X Rebrands, Threads Flops

X Rebrands, Threads FlopsOne of the big social media giants, Twitter, recently rebranded as X, and another, Instagram, launched a product called Threads. We’ve talked in the past about rebranding (and how not to do a brand refresh) and launching new products and we thought these two recent high-profile happenings offered some helpful general reminders for all business owners.

X Marks the Spot

To understand “why X” you have to go back in Elon Musk’s entrepreneurial journey, almost back to the beginning.

In 1999, Elon had just sold a city guide website called Zip2 to Compaq, who wanted it for its search engine. He made $22M on the deal and put $18M of it to X.com, which was to be an online hub for every kind of financial transaction in the world. He would eventually merge with another company called PayPal, which soon became the name of the merged company when Musk was ousted.

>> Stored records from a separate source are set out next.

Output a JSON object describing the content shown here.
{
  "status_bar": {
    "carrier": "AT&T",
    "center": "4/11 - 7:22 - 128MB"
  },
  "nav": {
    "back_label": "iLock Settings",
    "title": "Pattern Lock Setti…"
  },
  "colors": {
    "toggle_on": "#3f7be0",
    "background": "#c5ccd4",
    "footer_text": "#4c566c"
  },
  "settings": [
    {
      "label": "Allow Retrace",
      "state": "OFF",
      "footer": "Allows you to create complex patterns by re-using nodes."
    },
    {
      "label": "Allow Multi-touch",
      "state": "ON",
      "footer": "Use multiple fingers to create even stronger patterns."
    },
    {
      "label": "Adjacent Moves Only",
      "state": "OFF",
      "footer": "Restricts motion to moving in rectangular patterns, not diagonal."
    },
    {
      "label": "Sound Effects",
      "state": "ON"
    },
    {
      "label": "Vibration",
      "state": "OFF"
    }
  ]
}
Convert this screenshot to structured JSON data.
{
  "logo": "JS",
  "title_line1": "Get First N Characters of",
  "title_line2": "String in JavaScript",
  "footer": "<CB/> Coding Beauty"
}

He bought back the X.com domain from PayPal in 2017 “for sentimental reasons” but clearly he always felt there was unfinished business.

So now that you know there’s a history of “X” with Musk, you have to see his purchase of Twitter as simply an acquisition of a very engaged customer base to offer more products to. His vision of the new company is not simply a messaging, “tweeting” application (which has limited monetizable value) but an “everything” app similar to Grab and WeChat in Asia, offering messaging, social media, food delivery, and crucially, payments. 

Musk wants to create a content hub, then pay the creators in an ecosystem they (and users) can then spend the money in. Business professors who have often never built a single business in their lives are roasting Musk for “destroying Twitter’s brand value” but that brand name wasn’t equipped for what Musk planned to do. So he got rid of it.

Key small business lesson:  If your brand is aligned with your future, don’t change it! But if your brand can’t take you where you want to go, you’ll have to change it, perhaps radically, and try to get your customers to come along with you.

Threads Already Unraveling

Long before Musk revealed the new name for the former Twitter, Mark Zuckerberg had a team working on an app called Threads, which was supposed to be a Twitter killer. Zuckerberg had smelled blood in the chaotic takeover of Twitter that Musk was involved in and rushed to create an app to capitalize on that.

Its launch in early July 2023 was promising. Since Threads used the Instagram infrastructure, users could simply import their account info and would get a feed similar to what they were used to on Instagram. Within seven hours of its launch, Zuckerberg claimed 10M people had joined the app and soon raced past 100M users. 

But six weeks later those numbers are a distant memory. The number of average daily users has declined steadily and as of the time of this article is hovering around 10M. For perspective, Twitter’s number of average daily users is north of 110M.

Apart from the first complaint most people had (“why do I need another social media app?”) Threads lacked functions that users associated with Twitter: search, hashtags, even a discovery page. People also were used to using Twitter to follow current events and pop culture, in which a popular TV show could be discussed side-by-side with political happenings. The experience on Threads seemed to be entirely disconnected.

It seems, oddly, that Zuckerberg may have forgotten how Google tried a “me too” social network some years ago to try to take on Facebook (Remember Google+? Yeah, most people don’t.) and it failed miserably because Facebook occupied that position well and Google miscalculated. People didn’t want to maintain two social networks, or if they switched away from the dominant one, they either needed most of their friends to follow too or they needed great features. Google+ delivered neither.

Key small business lesson: You shouldn’t launch a product just because a big player in your industry leads with one. It needs to make sense for your brand, but more importantly it has to answer key questions:

  • What does it offer that the competition doesn’t?
  • Why would someone switch away from another product to use ours?
  • Does this product integrate well with all our other offerings?

Threads isn’t dead yet, but it soon will be. Zuckerberg and his team will put in some more token effort so it won’t look like all their work was for nothing, but because they didn’t answer these questions, even with all the money behind them, their product launch failed. Don’t make their mistakes. 

We aren’t on X or Threads, but you can find Apex Business Advisors on LinkedIn, where we share relevant news stories and successes for our brokers and clients. See you there!